We catch sight again of a house church in Justin Martyr's interview by a magistrate (sometimes called a Judge.) This is part of a translation by Marcus Dods of "Anti-Nicene Fathers" Volume 1.✞
Judge: 'Where do you have your meetings?'
Justin: 'Wherever we can. Our God fills heaven and earth, and is worshipped everywhere.'
Judge: 'Tell me where.'
Justin: 'I live upstairs in the house of Martin, close to the Timiotinian Bath. And if any one wished to come to me there, I passed on to him the true doctrine.'✞
This court document reveals to us that Justin Martyr could talk to people in the street, and tell those who were interested to come to Martin's house to learn more. The house as meeting place afforded some privacy, a degree of intimacy, and stability.✞
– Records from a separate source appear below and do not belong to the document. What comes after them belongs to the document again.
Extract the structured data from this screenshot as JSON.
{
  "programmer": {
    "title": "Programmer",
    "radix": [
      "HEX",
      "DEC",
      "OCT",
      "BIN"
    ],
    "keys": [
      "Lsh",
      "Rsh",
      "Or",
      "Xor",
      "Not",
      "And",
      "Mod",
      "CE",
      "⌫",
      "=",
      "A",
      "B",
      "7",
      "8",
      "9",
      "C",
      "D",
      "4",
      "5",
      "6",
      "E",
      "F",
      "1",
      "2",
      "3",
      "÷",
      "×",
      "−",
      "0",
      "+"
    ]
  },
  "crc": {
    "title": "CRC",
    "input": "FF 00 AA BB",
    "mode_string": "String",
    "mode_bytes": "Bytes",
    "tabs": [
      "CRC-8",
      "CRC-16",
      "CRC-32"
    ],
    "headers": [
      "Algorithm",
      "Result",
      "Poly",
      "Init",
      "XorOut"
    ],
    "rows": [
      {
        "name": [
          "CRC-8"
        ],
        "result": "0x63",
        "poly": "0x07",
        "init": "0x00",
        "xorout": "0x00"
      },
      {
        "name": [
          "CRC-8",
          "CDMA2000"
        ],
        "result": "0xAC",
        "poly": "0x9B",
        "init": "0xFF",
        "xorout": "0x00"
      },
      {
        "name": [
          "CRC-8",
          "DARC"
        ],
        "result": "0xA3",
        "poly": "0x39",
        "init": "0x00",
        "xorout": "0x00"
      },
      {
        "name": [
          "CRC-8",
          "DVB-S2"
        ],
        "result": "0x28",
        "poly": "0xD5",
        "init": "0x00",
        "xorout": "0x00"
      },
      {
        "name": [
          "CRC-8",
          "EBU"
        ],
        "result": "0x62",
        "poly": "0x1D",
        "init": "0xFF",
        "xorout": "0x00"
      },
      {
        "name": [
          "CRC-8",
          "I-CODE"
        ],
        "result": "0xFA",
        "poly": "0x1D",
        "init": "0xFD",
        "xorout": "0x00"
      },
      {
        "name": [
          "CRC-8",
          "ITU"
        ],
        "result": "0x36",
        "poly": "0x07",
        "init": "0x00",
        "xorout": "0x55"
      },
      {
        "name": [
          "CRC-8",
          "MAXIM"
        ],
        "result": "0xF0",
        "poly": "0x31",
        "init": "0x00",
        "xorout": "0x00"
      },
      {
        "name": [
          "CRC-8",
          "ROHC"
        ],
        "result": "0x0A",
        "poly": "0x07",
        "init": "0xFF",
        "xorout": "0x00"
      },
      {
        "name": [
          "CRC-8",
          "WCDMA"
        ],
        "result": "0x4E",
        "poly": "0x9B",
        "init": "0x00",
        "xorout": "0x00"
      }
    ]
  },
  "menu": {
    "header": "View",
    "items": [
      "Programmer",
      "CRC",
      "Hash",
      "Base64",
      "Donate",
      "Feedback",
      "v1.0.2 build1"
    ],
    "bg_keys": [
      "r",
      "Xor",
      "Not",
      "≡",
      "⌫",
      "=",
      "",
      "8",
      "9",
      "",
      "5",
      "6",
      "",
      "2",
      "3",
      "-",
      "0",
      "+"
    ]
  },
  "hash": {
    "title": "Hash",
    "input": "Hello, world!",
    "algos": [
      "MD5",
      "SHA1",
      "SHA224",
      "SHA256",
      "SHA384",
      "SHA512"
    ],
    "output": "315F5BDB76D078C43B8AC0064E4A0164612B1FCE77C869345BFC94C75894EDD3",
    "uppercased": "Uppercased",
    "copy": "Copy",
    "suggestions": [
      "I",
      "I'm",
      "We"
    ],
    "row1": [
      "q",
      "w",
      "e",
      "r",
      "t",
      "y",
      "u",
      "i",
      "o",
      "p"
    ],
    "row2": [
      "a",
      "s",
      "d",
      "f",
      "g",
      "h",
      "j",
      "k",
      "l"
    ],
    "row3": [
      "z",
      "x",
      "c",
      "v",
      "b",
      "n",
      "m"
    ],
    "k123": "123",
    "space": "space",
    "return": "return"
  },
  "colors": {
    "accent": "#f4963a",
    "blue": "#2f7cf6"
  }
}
However, it also created the potential for the emergence of factions within the Christian body of a city. It may well be the case that the factions addressed by Paul the Apostle in 1 Corinthians 1-4 were based on different views in different households. The household context also set the stage for some conflicts in the allocation of power and in the understanding of roles in the community. The head of the household, by normal expectations of the society, would exercise some authority over the group and would have some legal responsibility for it. See also Justin Martyr Worship.✞